WHAT IS EXPECTED
Filter the entries below, keeping every line that has the word "JSON".

RECORDS TO PROCESS
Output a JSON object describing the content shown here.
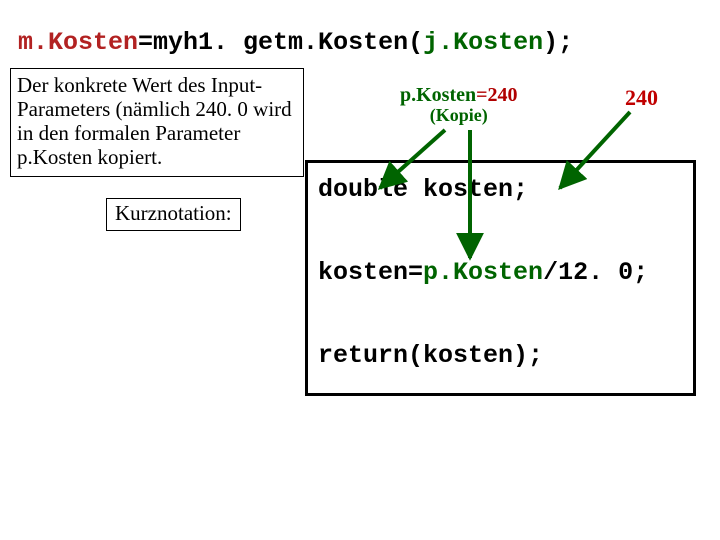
{
  "title_parts": {
    "mk": "m.Kosten",
    "rest1": "=myh1. getm.Kosten(",
    "arg": "j.Kosten",
    "rest2": ");"
  },
  "explain": "Der konkrete Wert des Input-Parameters (nämlich 240. 0 wird in den formalen Parameter p.Kosten kopiert.",
  "kurz": "Kurznotation:",
  "label": {
    "pk": "p.Kosten",
    "eqval": "=240",
    "sub": "(Kopie)"
  },
  "value_240": "240",
  "code": {
    "l1": "double kosten;",
    "l2_a": "kosten=",
    "l2_b": "p.Kosten",
    "l2_c": "/12. 0;",
    "l3": "return(kosten);"
  }
}
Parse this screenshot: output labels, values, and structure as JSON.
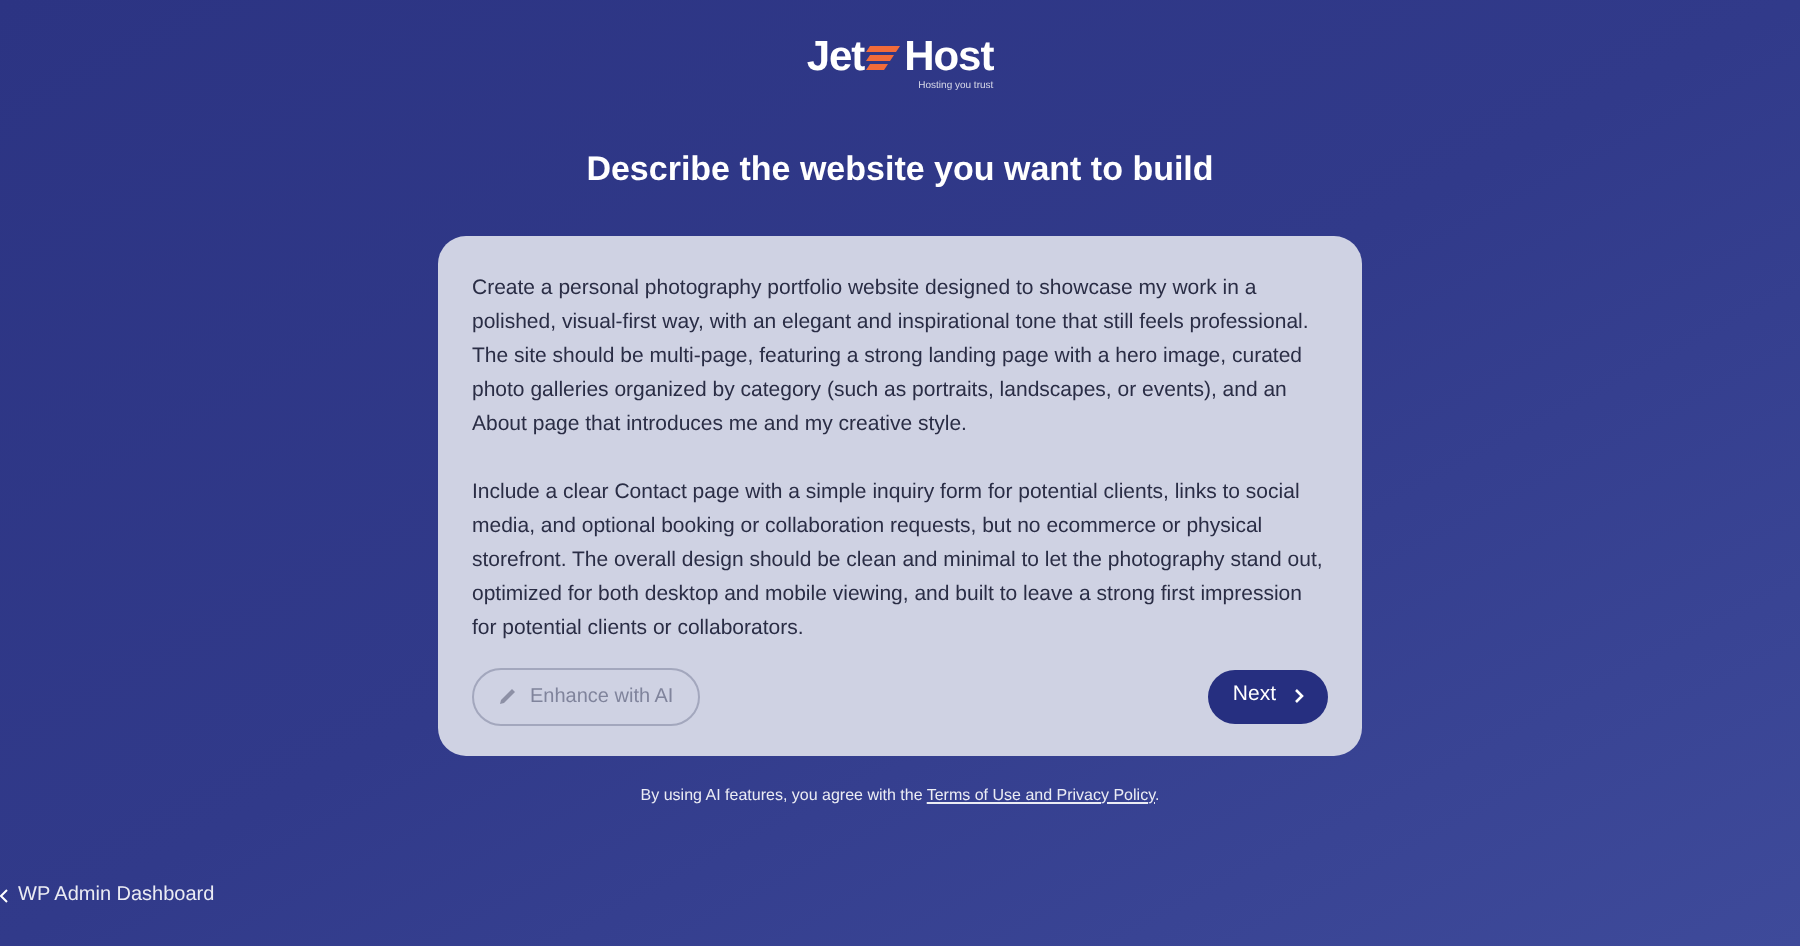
{
  "logo": {
    "word_left": "Jet",
    "word_right": "Host",
    "tagline": "Hosting you trust"
  },
  "heading": "Describe the website you want to build",
  "prompt": {
    "paragraphs": [
      "Create a personal photography portfolio website designed to showcase my work in a polished, visual-first way, with an elegant and inspirational tone that still feels professional. The site should be multi-page, featuring a strong landing page with a hero image, curated photo galleries organized by category (such as portraits, landscapes, or events), and an About page that introduces me and my creative style.",
      "Include a clear Contact page with a simple inquiry form for potential clients, links to social media, and optional booking or collaboration requests, but no ecommerce or physical storefront. The overall design should be clean and minimal to let the photography stand out, optimized for both desktop and mobile viewing, and built to leave a strong first impression for potential clients or collaborators."
    ]
  },
  "buttons": [
    {
      "label": "Enhance with AI",
      "kind": "enhance",
      "disabled": true
    },
    {
      "label": "Next",
      "kind": "next",
      "disabled": false
    }
  ],
  "consent": {
    "text": "By using AI features, you agree with the",
    "link": "Terms of Use and Privacy Policy",
    "end": "."
  },
  "back_link": "WP Admin Dashboard"
}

RESPONSE
Output a JSON object describing the content shown here.
Parse this screenshot: output labels, values, and structure as JSON.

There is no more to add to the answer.